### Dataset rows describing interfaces
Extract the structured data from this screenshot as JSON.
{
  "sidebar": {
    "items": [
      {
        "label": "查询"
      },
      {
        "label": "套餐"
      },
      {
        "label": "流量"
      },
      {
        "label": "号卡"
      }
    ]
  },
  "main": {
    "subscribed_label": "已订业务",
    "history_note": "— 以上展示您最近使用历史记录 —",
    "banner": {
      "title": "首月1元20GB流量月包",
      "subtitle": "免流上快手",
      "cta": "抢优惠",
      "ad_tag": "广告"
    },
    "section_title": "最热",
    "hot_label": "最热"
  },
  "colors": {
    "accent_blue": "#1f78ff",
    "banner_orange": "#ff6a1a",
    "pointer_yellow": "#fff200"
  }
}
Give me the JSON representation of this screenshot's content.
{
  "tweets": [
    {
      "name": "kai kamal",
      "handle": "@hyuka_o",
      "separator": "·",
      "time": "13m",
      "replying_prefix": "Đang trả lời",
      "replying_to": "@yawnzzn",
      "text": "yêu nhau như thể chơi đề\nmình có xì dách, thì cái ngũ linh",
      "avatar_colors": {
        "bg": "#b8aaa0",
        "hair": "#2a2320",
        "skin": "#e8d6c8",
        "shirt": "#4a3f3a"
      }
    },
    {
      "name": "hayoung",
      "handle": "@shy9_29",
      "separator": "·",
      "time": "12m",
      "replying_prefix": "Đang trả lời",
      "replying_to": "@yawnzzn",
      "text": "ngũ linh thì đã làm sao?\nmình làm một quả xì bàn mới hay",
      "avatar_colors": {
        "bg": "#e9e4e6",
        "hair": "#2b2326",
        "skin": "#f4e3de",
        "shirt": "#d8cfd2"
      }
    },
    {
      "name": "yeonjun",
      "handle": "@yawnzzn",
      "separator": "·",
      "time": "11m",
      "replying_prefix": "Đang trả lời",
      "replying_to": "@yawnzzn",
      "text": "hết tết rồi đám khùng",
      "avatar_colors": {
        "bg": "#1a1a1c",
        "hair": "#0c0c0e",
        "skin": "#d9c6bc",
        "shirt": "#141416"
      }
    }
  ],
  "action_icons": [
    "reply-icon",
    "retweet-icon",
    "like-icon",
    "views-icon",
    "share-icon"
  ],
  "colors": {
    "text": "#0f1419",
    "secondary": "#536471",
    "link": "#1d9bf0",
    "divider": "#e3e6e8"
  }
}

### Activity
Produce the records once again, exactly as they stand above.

### Exercise answer
Extract the structured data from this screenshot as JSON.
{
  "sidebar": {
    "items": [
      {
        "label": "查询"
      },
      {
        "label": "套餐"
      },
      {
        "label": "流量"
      },
      {
        "label": "号卡"
      }
    ]
  },
  "main": {
    "subscribed_label": "已订业务",
    "history_note": "— 以上展示您最近使用历史记录 —",
    "banner": {
      "title": "首月1元20GB流量月包",
      "subtitle": "免流上快手",
      "cta": "抢优惠",
      "ad_tag": "广告"
    },
    "section_title": "最热",
    "hot_label": "最热"
  },
  "colors": {
    "accent_blue": "#1f78ff",
    "banner_orange": "#ff6a1a",
    "pointer_yellow": "#fff200"
  }
}
Give me the JSON representation of this screenshot's content.
{
  "tweets": [
    {
      "name": "kai kamal",
      "handle": "@hyuka_o",
      "separator": "·",
      "time": "13m",
      "replying_prefix": "Đang trả lời",
      "replying_to": "@yawnzzn",
      "text": "yêu nhau như thể chơi đề\nmình có xì dách, thì cái ngũ linh",
      "avatar_colors": {
        "bg": "#b8aaa0",
        "hair": "#2a2320",
        "skin": "#e8d6c8",
        "shirt": "#4a3f3a"
      }
    },
    {
      "name": "hayoung",
      "handle": "@shy9_29",
      "separator": "·",
      "time": "12m",
      "replying_prefix": "Đang trả lời",
      "replying_to": "@yawnzzn",
      "text": "ngũ linh thì đã làm sao?\nmình làm một quả xì bàn mới hay",
      "avatar_colors": {
        "bg": "#e9e4e6",
        "hair": "#2b2326",
        "skin": "#f4e3de",
        "shirt": "#d8cfd2"
      }
    },
    {
      "name": "yeonjun",
      "handle": "@yawnzzn",
      "separator": "·",
      "time": "11m",
      "replying_prefix": "Đang trả lời",
      "replying_to": "@yawnzzn",
      "text": "hết tết rồi đám khùng",
      "avatar_colors": {
        "bg": "#1a1a1c",
        "hair": "#0c0c0e",
        "skin": "#d9c6bc",
        "shirt": "#141416"
      }
    }
  ],
  "action_icons": [
    "reply-icon",
    "retweet-icon",
    "like-icon",
    "views-icon",
    "share-icon"
  ],
  "colors": {
    "text": "#0f1419",
    "secondary": "#536471",
    "link": "#1d9bf0",
    "divider": "#e3e6e8"
  }
}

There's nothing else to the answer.